Even if all logistically accessible CTO would be used exclusively for biofuel production and consumed in the EU, it would contribute to less than 0,4% of the EU 2020 target of 10% share of renewable energy in the transport sector. That positive, but minimal, impact on the environment and green house gas emission reductions must be balanced against what it at the same time would cost to the EU environment, economy and society to achieve.
In that regard, the ILUC negotiations have completely overlooked the fact that CTO also is used by the biochemical sector. The pine chemical industry refines and upgrades CTO into highly valuable and innovative products used in substitutes for antibiotics in animal feed, tires, paints, inks, adhesives, or products that enable reuse of asphalt and much more.
Our value chain is long, and our bio-based products can replace non-renewable (fossil based) chemical products and are thus providing more sustainable solutions to society as a whole. The carbon footprint of CTO-based products is 50% of that of the products they substitute, such as petroleum, gum rosin and edible oils.
Facts show that there is no net gain to the environment and the economy by turning CTO into biofuels, and hence to burn it.
Level playing field for bio-based industries
The pine chemical industry has refined biochemicals from CTO for more than 80 years without state subsidies and it has, so far, been possible to compete for the raw material in a fairly open market.
Our investments have been made on the basis of the existing legislative framework and commercial terms. Currently in Europe, the existing pine chemical industry generates yearly over €1 billion turnover and employs more than 3000 people in Austria, Germany, France, Finland, Netherlands, Sweden, UK and Portugal.
On top of this comes the growth and employment generated in the downstream industry using our CTO-based chemical products.

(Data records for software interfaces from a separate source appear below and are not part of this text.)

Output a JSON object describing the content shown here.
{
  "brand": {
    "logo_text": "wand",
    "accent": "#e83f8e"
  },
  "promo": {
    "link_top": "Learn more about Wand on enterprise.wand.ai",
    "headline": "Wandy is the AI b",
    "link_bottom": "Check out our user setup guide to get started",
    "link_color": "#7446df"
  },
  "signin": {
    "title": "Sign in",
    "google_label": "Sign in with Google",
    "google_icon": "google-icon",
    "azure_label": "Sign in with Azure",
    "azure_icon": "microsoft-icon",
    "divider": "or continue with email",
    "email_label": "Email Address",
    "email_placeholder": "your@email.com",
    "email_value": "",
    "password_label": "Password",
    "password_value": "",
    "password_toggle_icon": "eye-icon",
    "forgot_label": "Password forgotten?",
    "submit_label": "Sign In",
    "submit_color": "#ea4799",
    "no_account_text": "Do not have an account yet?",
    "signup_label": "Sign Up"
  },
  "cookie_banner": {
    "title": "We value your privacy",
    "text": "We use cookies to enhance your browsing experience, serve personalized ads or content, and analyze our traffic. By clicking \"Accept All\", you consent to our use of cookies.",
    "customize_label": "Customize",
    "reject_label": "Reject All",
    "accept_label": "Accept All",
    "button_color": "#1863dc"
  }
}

At a time when Europe, more than ever, needs to focus on creating jobs and growth, EU lawmakers are unfortunately, on the basis of misinformation, supporting a very shortsighted selection of one specific sector of the bio-economy.
In practice, the ILUC Directive risks protecting certain fuel companies that may very well require infinite state support at the EU taxpayer’s expense, without which their business cannot run. EU decision makers adopting such regulation are unknowingly and/or without understanding of the bigger picture pulling the carpet from under the feet of an innovative biochemical sector that already is an excellent example of a successful bio-based industry.
We call for a level playing field for all bio-based industries using CTO as raw material, and we strongly encourage EU policy and lawmakers, as well as stakeholders, to make their voice heard, in order to ensure we get this right. Biochemical industries play an important role for the EU environment and economy.
The ILUC Directive must not prevent our sector from continuing making investments in the EU and to contribute to the creation of growth and jobs.